WORK TASK: Give the lines below again, exactly as they stand, and leave out the images.

++++ DATA IN THIS EXERCISE

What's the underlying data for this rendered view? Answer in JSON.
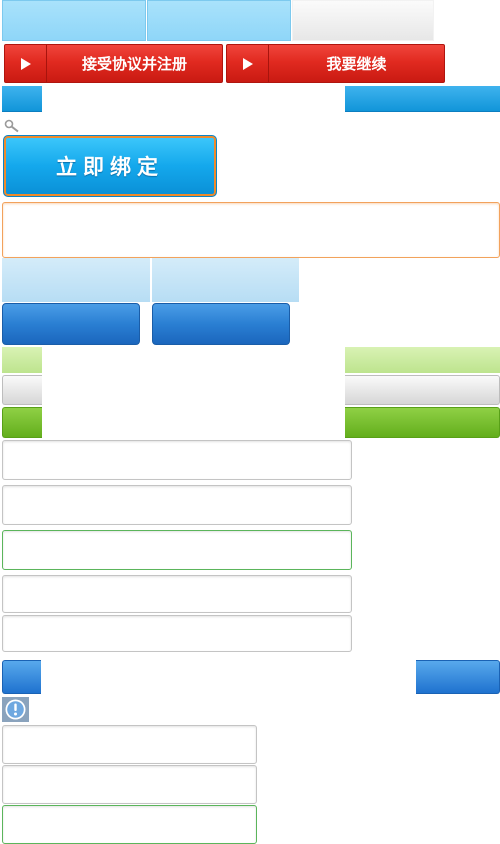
{
  "register": {
    "accept_label": "接受协议并注册",
    "continue_label": "我要继续"
  },
  "bind": {
    "label": "立即绑定"
  },
  "icons": {
    "search": "search-icon",
    "play": "play-arrow-icon",
    "info": "info-icon"
  },
  "colors": {
    "red_button": "#e12a20",
    "bind_button": "#14a8ec",
    "orange_border": "#f2a25c",
    "green_button": "#63ae1c",
    "blue_button": "#2a7fd3"
  }
}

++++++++

EXERCISE ANSWER:
What's the underlying data for this rendered view? Answer in JSON.
{
  "register": {
    "accept_label": "接受协议并注册",
    "continue_label": "我要继续"
  },
  "bind": {
    "label": "立即绑定"
  },
  "icons": {
    "search": "search-icon",
    "play": "play-arrow-icon",
    "info": "info-icon"
  },
  "colors": {
    "red_button": "#e12a20",
    "bind_button": "#14a8ec",
    "orange_border": "#f2a25c",
    "green_button": "#63ae1c",
    "blue_button": "#2a7fd3"
  }
}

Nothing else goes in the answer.